Rep. Jesse Jackson Jr. calls Rod Blagojevich's sentence a "sad day," and says he believes he'll ultimately be vindicated at the end of a House Ethics Committee investigation.
Rep. Jesse Jackson Jr. says he didn't know former Gov. Rod Blagojevich had a brother until Blagojevich was indicted, and therefore couldn't have been working with the brother on a backroom deal for Barack Obama's vacant U.S. Senate seat.
"I have said from the beginning that I publicly and transparently sought [the appointment]," Jackson writes in an op-ed piece published in a few Illinois newspapers this week. "I did nothing illegal, unethical or inappropriate."
Still, a Congressional Ethics Committee last week announced it would continue investigating allegations Jackson sent emissaries to offer campaign cash in exchange for the seat, and prior to sentencing Blagojevich to 14 years in prison on Wednesday, Judge James Zagel himself said he believed there was an offer on the table.
In a television interview from Nashville, Blagojevich's brother, Robert Blagojevich, reiterated a charge that he was approached by two people wanting to work out a deal.
"I saw the inappropriateness of that and told them, emphatically, 'No,'" he said.
Robert Blagojevich last week said he'd sent a letter to the House Ethics Committee offering to testify against Jackson.
Reporters seeking Jackson's reaction to Blagojevich's sentence and Zagel's charge first had to chase Jackson's SUV as it sped away from them as he arrived at a Thursday evening press event with letter carriers.
"I'm going to be commenting on matters that affect the postal workers," he said when reporters caught up with him.
He did, but began with the Blagojevich controversy.
"His misconduct tarnished our state," Jackson told those gathered to denounce recent proposals by the United States Postal Service to slash service.
Afterward, Jackson was again greeted by reporters.
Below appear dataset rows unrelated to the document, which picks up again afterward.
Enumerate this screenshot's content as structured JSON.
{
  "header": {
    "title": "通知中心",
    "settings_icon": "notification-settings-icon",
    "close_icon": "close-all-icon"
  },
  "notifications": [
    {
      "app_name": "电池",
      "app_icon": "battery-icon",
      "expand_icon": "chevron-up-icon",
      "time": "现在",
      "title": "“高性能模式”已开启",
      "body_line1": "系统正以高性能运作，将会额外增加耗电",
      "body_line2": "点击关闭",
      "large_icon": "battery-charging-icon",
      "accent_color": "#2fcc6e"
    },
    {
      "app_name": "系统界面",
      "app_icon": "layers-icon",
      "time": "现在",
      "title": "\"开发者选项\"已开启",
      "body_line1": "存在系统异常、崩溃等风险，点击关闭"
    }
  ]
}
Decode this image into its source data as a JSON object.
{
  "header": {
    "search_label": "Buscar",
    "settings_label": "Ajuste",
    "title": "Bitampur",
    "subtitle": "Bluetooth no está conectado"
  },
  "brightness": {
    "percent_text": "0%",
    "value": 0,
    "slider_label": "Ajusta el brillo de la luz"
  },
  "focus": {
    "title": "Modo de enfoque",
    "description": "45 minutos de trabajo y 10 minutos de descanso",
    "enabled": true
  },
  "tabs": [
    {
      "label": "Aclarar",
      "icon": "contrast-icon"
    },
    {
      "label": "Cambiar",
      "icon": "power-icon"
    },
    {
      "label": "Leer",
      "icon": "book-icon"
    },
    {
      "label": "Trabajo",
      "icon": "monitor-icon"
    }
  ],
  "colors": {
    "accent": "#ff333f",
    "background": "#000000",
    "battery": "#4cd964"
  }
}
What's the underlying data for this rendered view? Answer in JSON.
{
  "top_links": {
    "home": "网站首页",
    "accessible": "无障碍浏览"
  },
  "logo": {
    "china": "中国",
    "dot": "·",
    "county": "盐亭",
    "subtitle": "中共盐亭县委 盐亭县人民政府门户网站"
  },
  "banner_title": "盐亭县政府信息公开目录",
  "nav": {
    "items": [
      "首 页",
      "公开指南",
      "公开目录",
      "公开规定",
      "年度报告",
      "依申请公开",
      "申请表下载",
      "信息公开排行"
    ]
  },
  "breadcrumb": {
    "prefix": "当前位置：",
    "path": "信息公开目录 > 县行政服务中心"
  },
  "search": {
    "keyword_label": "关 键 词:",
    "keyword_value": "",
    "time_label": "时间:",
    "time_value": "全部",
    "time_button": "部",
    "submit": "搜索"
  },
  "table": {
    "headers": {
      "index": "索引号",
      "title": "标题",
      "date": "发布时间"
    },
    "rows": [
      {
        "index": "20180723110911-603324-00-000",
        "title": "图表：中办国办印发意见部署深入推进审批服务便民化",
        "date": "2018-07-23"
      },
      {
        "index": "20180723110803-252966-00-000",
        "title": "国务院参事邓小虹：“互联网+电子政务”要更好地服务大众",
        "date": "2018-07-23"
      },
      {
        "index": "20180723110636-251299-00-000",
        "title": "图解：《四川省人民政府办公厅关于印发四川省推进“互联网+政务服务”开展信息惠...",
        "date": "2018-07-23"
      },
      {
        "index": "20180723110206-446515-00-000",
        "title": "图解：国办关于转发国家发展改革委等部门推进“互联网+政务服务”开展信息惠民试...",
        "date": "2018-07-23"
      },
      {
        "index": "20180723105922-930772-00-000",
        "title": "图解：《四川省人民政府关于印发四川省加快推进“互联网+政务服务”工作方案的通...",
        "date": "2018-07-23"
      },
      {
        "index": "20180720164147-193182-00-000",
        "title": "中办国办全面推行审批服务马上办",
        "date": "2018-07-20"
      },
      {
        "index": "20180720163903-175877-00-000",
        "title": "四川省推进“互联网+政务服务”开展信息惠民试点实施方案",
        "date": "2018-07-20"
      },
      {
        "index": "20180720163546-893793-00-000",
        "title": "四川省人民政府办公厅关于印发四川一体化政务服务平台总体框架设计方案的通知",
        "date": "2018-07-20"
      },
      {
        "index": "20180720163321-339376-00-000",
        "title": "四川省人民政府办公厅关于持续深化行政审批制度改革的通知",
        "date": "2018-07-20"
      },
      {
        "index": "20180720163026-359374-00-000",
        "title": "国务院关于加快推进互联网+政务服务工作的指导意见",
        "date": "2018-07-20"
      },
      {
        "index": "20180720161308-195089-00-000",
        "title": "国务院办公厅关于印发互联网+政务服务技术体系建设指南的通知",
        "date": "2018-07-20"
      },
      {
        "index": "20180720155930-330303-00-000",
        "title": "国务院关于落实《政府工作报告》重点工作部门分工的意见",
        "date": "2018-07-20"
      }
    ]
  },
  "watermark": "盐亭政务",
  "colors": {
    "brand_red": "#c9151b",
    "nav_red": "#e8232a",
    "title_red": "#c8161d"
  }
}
"No one is shouting with glee [and] excitement about what has happened and what has transpired, and so during this holiday season, I think all of us have a lot to be thankful for, but also a lot to be reflective of as we try to conduct the peoples' business with the highest level of dignity," he said.
Jackson refused to comment on Zagel's remarks, pointing instead to his published essay.
Asked about the ongoing ethics investigation, Jackson said he was "very confident" that he will ultimately be vindicated.